The clothing industry has been hit hard by COVID-19. Consumer demand for clothing has gone down, leading to enormous amounts of overstock and big brands cancelling orders. This has caused financial problems for producers who have laid off employees on a massive scale.
Workers in production countries such as India are worst affected. Without a job, they lack the means to support their families.
This domino effect has exposed both the deep inequality and unsustainable roots of the fashion industry. Consumers are demanding clothing that hasn’t been made at the cost of people and planet. Real change is needed—now, more than ever.
Putting workers first
The IKEA Foundation is supporting Enviu’s Reweave programme to enable circular and fair production in India. As a serial entrepreneur, Enviu is driving sustainable innovation by building new companies across the clothing production chain. These companies are turning waste into value and social inclusivity is part of their DNA.
One of these companies is Khaloom, a handweaving unit in Bangalore that upcycles textile waste into new, high-end fabrics. Khaloom puts their employees first, showing that employers must take responsibility for the welfare of their workers—especially in today’s turbulent times.
During the lockdown in India, Khaloom had to close its business. However, the company felt the responsibility to continue to pay its weavers and, with support of the IKEA Foundation, it was able to do so.
Income during lockdown
Divya and Chandrakala are weavers at Khaloom and absolutely love their jobs. Weaving is engrained in their families, a skill passed down from generation to generation.
“I like the meditativeness of weaving.
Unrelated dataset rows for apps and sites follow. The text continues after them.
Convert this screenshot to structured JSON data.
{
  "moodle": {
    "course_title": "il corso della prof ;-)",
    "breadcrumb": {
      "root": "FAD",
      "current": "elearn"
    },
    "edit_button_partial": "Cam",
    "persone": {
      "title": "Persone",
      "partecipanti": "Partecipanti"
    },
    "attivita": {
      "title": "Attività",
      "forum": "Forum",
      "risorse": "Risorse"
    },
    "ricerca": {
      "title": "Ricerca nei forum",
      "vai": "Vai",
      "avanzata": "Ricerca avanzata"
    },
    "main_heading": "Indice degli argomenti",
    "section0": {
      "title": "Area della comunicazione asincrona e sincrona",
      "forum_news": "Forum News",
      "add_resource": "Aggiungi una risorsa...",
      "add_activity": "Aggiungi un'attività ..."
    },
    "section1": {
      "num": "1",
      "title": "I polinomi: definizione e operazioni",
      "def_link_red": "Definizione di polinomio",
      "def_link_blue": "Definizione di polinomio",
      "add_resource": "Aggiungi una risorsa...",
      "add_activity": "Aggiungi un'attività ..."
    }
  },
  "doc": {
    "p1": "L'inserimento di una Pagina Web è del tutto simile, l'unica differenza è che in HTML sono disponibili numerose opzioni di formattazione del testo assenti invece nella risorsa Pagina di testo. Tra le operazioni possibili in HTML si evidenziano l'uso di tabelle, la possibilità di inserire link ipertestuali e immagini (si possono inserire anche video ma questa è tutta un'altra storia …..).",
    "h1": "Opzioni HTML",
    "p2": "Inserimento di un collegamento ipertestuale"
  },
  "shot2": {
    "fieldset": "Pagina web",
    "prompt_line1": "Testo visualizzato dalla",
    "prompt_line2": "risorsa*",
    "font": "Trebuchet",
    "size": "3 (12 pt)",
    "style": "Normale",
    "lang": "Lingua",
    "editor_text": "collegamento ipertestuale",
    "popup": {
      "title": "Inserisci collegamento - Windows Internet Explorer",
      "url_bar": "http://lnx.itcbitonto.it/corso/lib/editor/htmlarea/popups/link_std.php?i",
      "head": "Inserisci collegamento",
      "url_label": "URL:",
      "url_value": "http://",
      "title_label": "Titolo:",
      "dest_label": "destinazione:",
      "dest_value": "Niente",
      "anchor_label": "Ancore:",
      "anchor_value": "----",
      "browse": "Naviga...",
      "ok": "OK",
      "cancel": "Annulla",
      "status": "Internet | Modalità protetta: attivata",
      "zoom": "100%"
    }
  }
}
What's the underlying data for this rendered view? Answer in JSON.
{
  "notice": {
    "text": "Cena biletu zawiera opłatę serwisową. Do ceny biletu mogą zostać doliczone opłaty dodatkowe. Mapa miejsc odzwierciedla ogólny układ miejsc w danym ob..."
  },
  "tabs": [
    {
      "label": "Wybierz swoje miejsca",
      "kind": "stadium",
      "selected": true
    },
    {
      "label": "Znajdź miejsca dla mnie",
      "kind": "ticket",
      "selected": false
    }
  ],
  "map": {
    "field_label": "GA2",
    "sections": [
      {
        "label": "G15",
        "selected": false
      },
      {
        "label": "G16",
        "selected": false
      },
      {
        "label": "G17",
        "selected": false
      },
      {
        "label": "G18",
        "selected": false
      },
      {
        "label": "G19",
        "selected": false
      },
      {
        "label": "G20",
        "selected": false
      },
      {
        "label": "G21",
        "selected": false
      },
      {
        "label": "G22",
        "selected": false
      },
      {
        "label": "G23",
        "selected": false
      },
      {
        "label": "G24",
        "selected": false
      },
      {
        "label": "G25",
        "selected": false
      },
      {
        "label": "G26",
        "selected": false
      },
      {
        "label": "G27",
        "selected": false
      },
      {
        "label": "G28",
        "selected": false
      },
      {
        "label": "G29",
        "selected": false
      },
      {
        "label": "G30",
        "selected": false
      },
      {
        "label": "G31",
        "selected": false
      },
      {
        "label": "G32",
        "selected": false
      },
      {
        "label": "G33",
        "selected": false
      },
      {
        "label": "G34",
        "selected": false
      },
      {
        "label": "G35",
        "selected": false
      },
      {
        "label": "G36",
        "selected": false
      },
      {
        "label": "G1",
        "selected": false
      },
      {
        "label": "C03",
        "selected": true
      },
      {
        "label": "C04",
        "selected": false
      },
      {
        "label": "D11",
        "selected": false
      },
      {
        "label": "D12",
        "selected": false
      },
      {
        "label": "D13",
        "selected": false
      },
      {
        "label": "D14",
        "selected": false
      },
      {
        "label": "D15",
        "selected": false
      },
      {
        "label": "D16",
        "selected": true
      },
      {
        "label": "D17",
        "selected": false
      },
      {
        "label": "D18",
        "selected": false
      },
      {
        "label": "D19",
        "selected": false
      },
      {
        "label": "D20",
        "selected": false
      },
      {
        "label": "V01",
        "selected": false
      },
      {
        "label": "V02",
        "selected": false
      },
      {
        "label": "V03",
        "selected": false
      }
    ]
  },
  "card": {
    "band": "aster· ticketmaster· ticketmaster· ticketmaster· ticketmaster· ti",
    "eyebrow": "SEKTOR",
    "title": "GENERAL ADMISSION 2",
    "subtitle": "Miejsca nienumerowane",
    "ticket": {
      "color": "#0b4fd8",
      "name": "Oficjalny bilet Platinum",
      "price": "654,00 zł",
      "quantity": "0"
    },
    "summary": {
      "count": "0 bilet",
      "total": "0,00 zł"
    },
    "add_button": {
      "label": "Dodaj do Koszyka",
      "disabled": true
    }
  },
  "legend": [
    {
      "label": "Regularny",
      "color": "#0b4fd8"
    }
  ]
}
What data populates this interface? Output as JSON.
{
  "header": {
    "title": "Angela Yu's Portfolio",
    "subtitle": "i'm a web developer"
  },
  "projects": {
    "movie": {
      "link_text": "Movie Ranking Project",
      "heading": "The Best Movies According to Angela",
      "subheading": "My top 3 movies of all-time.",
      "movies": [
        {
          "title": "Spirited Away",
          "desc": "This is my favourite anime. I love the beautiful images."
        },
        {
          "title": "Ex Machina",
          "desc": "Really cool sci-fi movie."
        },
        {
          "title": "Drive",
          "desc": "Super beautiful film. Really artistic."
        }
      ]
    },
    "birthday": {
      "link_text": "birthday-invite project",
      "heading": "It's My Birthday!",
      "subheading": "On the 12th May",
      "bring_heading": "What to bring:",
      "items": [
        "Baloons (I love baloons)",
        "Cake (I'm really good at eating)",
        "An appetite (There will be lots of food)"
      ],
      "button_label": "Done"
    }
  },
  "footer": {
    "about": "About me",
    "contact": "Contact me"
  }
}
It comes naturally,” Divya explains. “My father taught me and I started when I was 12. Weaving is in my genes.”
“I was relieved after Khaloom’s call of continuing to pay us,” Chandrakala says. “I was worried where we would get money for essentials like meals from. My husband’s shop was closed. There would have been no income.”
“I had heard of people who weren’t paid anything. The companies which laid off people have existing employees who are overworked. I have a neighbour who is overworked. The work times have only become longer.”
We feel safe here
“I was overjoyed when Khaloom opened again,” Divya says. “I felt like I was lost in a jungle and came back! I was so happy to be reunited with my colleague weavers, my friends. I have worked in other companies, but at Khaloom I can be myself without fear. I can ask and be open with Khaloom.”
Chandrakala says: “Management is great and supportive, and we all feel safe here. We have been following precautions like thermal scanning, washing hands, sanitising, wearing masks, and distancing.”
Khaloom is setting an example to the rest of the fashion industry, creating a blueprint for what change can look like and proving that it’s possible. In this way, we believe that serving people and planet isn’t just a trend but can become the norm.